Aim of the exercise → From the records below, copy each line that has the word "Obtener" in it.

Supplied data →
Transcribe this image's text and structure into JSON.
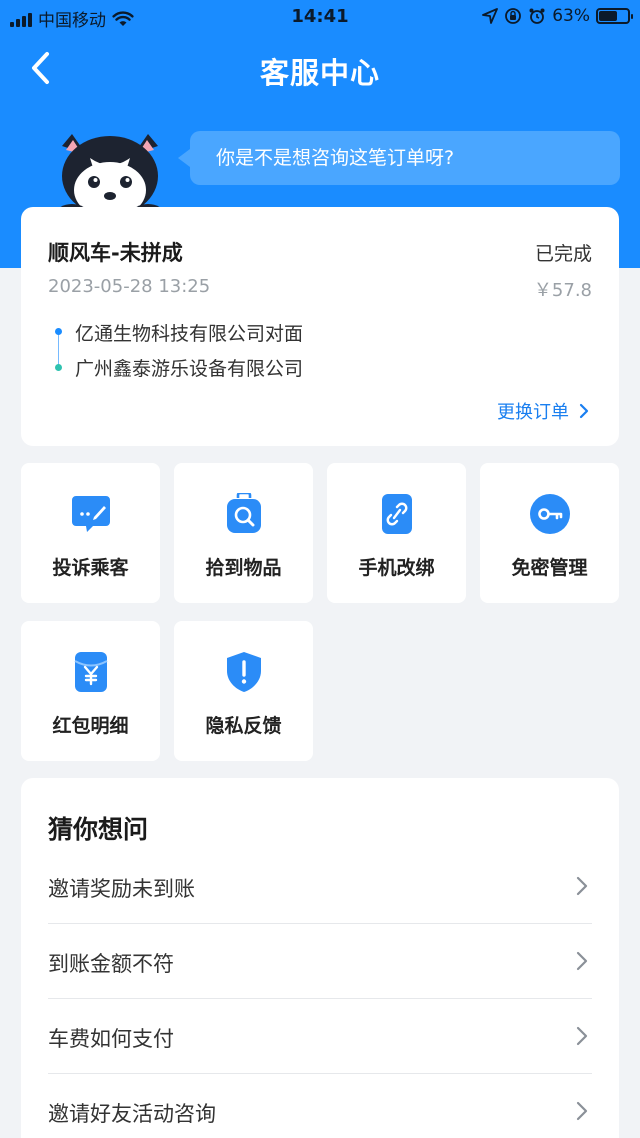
{
  "status_bar": {
    "carrier": "中国移动",
    "time": "14:41",
    "battery_text": "63%",
    "battery_level": 0.63
  },
  "nav": {
    "title": "客服中心",
    "back_icon": "chevron-left-icon"
  },
  "bubble": {
    "text": "你是不是想咨询这笔订单呀?"
  },
  "order": {
    "title": "顺风车-未拼成",
    "status": "已完成",
    "datetime": "2023-05-28 13:25",
    "price": "￥57.8",
    "from": "亿通生物科技有限公司对面",
    "to": "广州鑫泰游乐设备有限公司",
    "change_label": "更换订单"
  },
  "services": [
    {
      "label": "投诉乘客",
      "icon": "complaint-chat-icon"
    },
    {
      "label": "拾到物品",
      "icon": "lost-item-bag-icon"
    },
    {
      "label": "手机改绑",
      "icon": "phone-link-icon"
    },
    {
      "label": "免密管理",
      "icon": "key-icon"
    },
    {
      "label": "红包明细",
      "icon": "red-packet-yuan-icon"
    },
    {
      "label": "隐私反馈",
      "icon": "shield-alert-icon"
    }
  ],
  "faq": {
    "title": "猜你想问",
    "items": [
      {
        "label": "邀请奖励未到账"
      },
      {
        "label": "到账金额不符"
      },
      {
        "label": "车费如何支付"
      },
      {
        "label": "邀请好友活动咨询"
      }
    ]
  },
  "colors": {
    "brand_blue": "#1a8cff",
    "bubble_blue": "#4aa6ff",
    "page_bg": "#f1f3f6",
    "link_blue": "#1a7ff0",
    "teal_dot": "#2fc2b0"
  }
}
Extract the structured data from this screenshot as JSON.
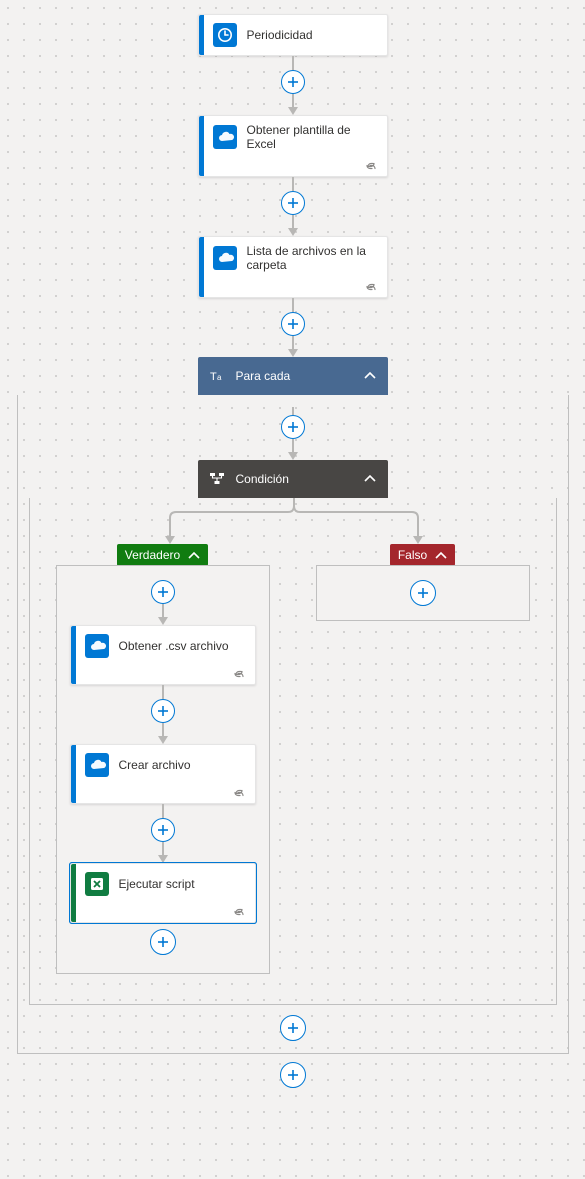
{
  "nodes": {
    "trigger": {
      "label": "Periodicidad"
    },
    "get_template": {
      "label": "Obtener plantilla de Excel"
    },
    "list_files": {
      "label": "Lista de archivos en la carpeta"
    },
    "foreach": {
      "label": "Para cada"
    },
    "condition": {
      "label": "Condición"
    },
    "branch_true": {
      "label": "Verdadero"
    },
    "branch_false": {
      "label": "Falso"
    },
    "get_csv": {
      "label": "Obtener .csv archivo"
    },
    "create_file": {
      "label": "Crear archivo"
    },
    "run_script": {
      "label": "Ejecutar script"
    }
  },
  "colors": {
    "onedrive_accent": "#0078d4",
    "excel_accent": "#107c41",
    "foreach_header": "#486991",
    "condition_header": "#484644",
    "true_badge": "#107c10",
    "false_badge": "#a4262c"
  },
  "icons": {
    "clock": "clock-icon",
    "cloud": "onedrive-icon",
    "xls": "excel-icon",
    "text": "text-icon",
    "branch": "branch-icon",
    "chevron": "chevron-up-icon",
    "link": "link-icon",
    "plus": "plus-icon"
  }
}
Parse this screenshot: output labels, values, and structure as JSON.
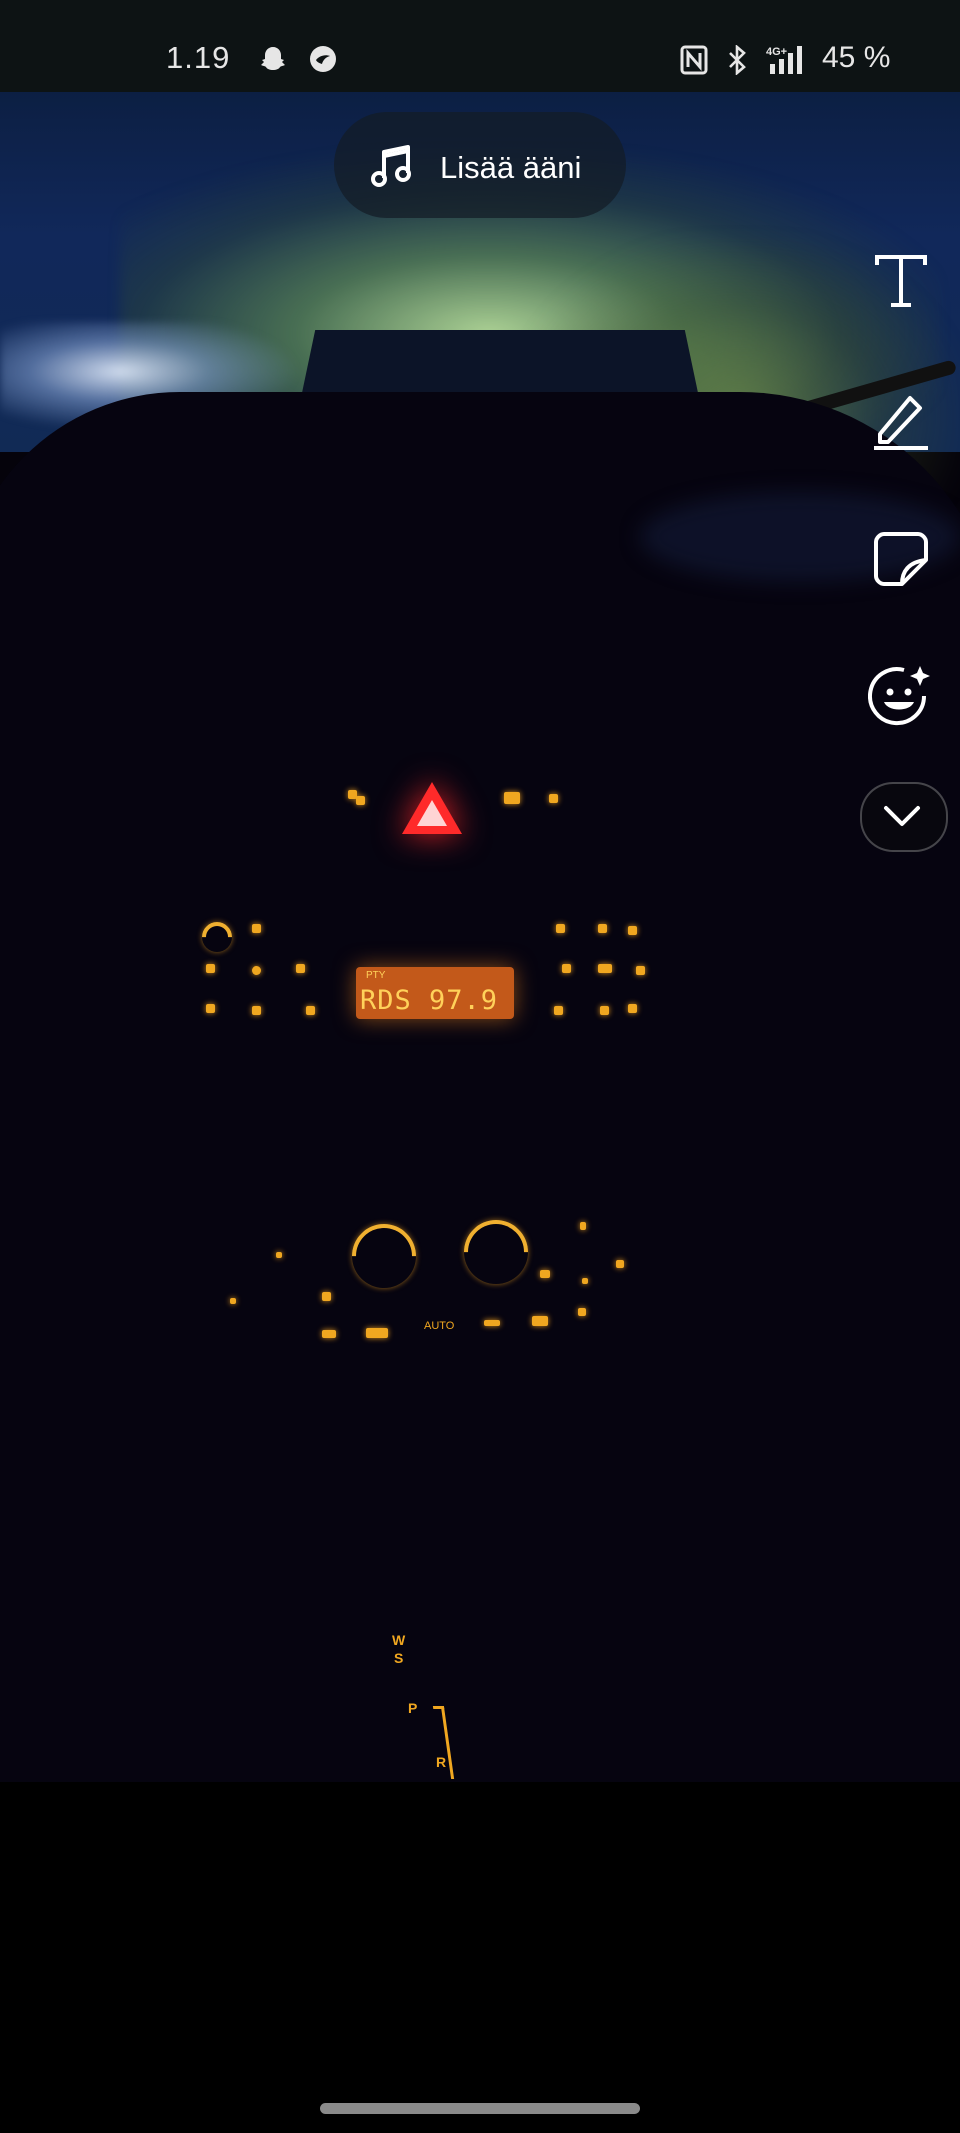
{
  "status_bar": {
    "time": "1.19",
    "left_icons": [
      "snapchat-icon",
      "app-notification-icon"
    ],
    "right_icons": [
      "nfc-icon",
      "bluetooth-icon",
      "signal-4g-icon"
    ],
    "network": "4G+",
    "battery": "45 %"
  },
  "toolbar": {
    "add_sound_label": "Lisää ääni",
    "tools": [
      "text-tool-icon",
      "pen-tool-icon",
      "sticker-tool-icon",
      "emoji-effect-icon",
      "chevron-down-icon"
    ]
  },
  "photo": {
    "radio_display": {
      "top_small": "PTY",
      "main": "RDS   97.9"
    },
    "climate_labels": [
      "AUTO"
    ],
    "gear_labels": [
      "W",
      "S",
      "P",
      "R"
    ]
  },
  "colors": {
    "status_bar_bg": "#0d1314",
    "console_amber": "#f0a720",
    "hazard_red": "#ff2a2a",
    "sky_blue": "#11285a"
  }
}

Answer →
      "label": "Obtener plantilla de Excel"
      "label": "Obtener .csv archivo"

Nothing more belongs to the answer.